Standard decision theory has trouble handling cases involving acts without finite expected values. This paper has two aims. First, building on earlier work by Colyvan (2008), Easwaran (2014), and Lauwers and Vallentyne (2016), it develops a proposal for dealing with such cases, Difference Minimizing Theory. Difference Minimizing Theory provides satisfactory verdicts in a broader range of cases than its predecessors. And it vindicates two highly plausible principles of standard decision theory, Stochastic Equivalence and Stochastic Dominance. The second aim is to (...) assess some recent arguments against Stochastic Equivalence and Stochastic Dominance. If successful, these arguments refute Difference Minimizing Theory. This paper contends that these arguments are not successful. (shrink)

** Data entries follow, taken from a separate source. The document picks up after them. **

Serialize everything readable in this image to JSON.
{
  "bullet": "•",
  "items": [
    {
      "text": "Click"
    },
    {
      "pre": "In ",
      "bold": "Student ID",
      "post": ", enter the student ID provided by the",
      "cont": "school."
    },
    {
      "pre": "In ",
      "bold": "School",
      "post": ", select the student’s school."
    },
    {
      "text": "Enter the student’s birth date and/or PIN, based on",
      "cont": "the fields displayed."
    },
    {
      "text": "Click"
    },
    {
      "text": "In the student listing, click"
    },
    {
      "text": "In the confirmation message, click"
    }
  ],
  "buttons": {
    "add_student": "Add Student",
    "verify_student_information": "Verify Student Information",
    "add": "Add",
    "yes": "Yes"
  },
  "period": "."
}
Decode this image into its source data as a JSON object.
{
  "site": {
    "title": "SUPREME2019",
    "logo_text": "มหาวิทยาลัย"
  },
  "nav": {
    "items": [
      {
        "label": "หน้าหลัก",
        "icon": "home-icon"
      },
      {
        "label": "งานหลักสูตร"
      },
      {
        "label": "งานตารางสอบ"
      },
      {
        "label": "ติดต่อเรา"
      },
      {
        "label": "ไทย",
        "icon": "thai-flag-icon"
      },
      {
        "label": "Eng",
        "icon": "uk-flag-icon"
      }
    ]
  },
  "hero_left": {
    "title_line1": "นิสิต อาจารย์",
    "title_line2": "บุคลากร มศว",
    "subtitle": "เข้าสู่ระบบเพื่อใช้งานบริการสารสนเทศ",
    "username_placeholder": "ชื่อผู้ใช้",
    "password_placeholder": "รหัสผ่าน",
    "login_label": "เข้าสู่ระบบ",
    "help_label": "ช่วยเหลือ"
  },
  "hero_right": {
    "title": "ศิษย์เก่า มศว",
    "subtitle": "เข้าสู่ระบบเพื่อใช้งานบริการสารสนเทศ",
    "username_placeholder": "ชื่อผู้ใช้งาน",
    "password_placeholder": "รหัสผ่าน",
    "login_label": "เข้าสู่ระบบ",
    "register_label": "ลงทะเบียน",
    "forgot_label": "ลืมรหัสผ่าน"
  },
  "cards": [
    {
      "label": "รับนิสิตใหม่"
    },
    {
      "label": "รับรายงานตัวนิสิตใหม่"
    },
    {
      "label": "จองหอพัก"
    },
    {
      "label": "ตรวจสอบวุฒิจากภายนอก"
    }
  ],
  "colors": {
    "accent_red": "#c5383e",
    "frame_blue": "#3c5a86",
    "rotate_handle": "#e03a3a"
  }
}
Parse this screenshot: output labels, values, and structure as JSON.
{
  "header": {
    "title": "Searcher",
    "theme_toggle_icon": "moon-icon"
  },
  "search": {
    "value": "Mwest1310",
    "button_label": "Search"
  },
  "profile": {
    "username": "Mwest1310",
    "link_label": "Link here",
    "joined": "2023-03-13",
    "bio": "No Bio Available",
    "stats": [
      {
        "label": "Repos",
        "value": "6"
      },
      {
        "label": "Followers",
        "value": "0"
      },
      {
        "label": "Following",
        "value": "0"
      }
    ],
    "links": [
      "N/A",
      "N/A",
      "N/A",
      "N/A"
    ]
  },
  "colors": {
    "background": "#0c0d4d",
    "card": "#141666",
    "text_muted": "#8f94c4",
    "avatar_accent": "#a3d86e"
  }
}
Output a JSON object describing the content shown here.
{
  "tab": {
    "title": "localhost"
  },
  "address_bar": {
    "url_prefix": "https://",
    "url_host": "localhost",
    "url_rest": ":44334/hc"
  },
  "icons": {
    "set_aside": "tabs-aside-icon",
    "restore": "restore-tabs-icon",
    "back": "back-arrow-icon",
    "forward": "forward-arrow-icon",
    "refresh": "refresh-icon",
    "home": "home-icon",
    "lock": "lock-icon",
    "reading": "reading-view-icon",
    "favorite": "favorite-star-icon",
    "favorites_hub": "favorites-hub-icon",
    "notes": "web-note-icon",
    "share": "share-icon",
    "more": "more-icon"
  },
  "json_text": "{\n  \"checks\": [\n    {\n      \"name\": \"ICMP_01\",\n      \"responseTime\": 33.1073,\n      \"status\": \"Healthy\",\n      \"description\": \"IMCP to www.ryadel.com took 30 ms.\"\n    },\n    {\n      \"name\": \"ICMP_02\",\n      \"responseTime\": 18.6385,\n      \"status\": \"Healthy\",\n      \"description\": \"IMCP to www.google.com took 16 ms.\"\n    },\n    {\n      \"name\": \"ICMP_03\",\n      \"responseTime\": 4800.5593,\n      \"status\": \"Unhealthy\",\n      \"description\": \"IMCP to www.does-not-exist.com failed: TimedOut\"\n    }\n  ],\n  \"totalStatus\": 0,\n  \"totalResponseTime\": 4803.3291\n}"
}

In his dispute with Christopher St German, Thomas More sought to defend practices used in the canon law courts, particularly in heresy trials. The unusual importance More attached to the use of suits ex officio, separating this matter from other issues raised by St German and in some instances seeming to misrepresent St German’s position, indicates he felt the reform movement in parliament portended fundamental and disabling changes in the procedural methods used in the prosecution of heresy.

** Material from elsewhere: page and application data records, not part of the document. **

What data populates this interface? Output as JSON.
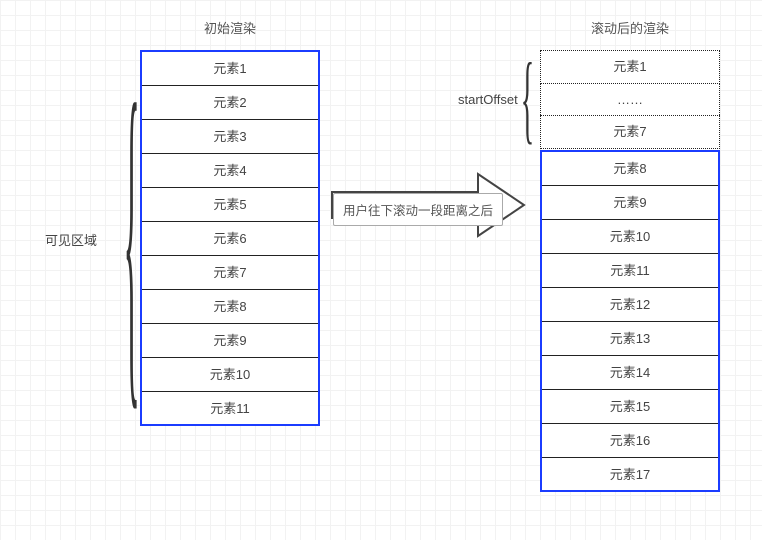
{
  "titles": {
    "left": "初始渲染",
    "right": "滚动后的渲染"
  },
  "labels": {
    "visibleArea": "可见区域",
    "startOffset": "startOffset"
  },
  "arrow": {
    "caption": "用户往下滚动一段距离之后"
  },
  "leftList": {
    "items": [
      "元素1",
      "元素2",
      "元素3",
      "元素4",
      "元素5",
      "元素6",
      "元素7",
      "元素8",
      "元素9",
      "元素10",
      "元素11"
    ]
  },
  "rightOffset": {
    "items": [
      "元素1",
      "……",
      "元素7"
    ]
  },
  "rightList": {
    "items": [
      "元素8",
      "元素9",
      "元素10",
      "元素11",
      "元素12",
      "元素13",
      "元素14",
      "元素15",
      "元素16",
      "元素17"
    ]
  }
}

In a recent paper, “Incompatiblism, Sin, and Free Will in Heaven,” Timothy Pawl and Kevin Timpe discuss and propose a novel solution to a problem posed for traditional Christian theism that they call the Problem of Heavenly Freedom. In short, Christian tradition contains what seems to be a contradiction, namely, the redeemed in heaven are free but nonetheless can’t sin. Pawl and Timpe’s solution to the Problem of Heavenly Freedom is particularly attractive for two reasons: it shows great respect for (...) the Christian tradition’s teaching on heaven, and it entails that the redeemed in heaven act with morally weighty libertarian free will. Nonetheless, I think their solution can be improved upon. By drawing on some of the teachings of the Catholic tradition on heaven, particularly those of St. Thomas Aquinas, I raise three objections to Pawl and Timpe’s solution and introduce a modified version of their solution. In doing so, I have attempted to make their “best” solution to the Problem of Heavenly Freedom even better. (shrink)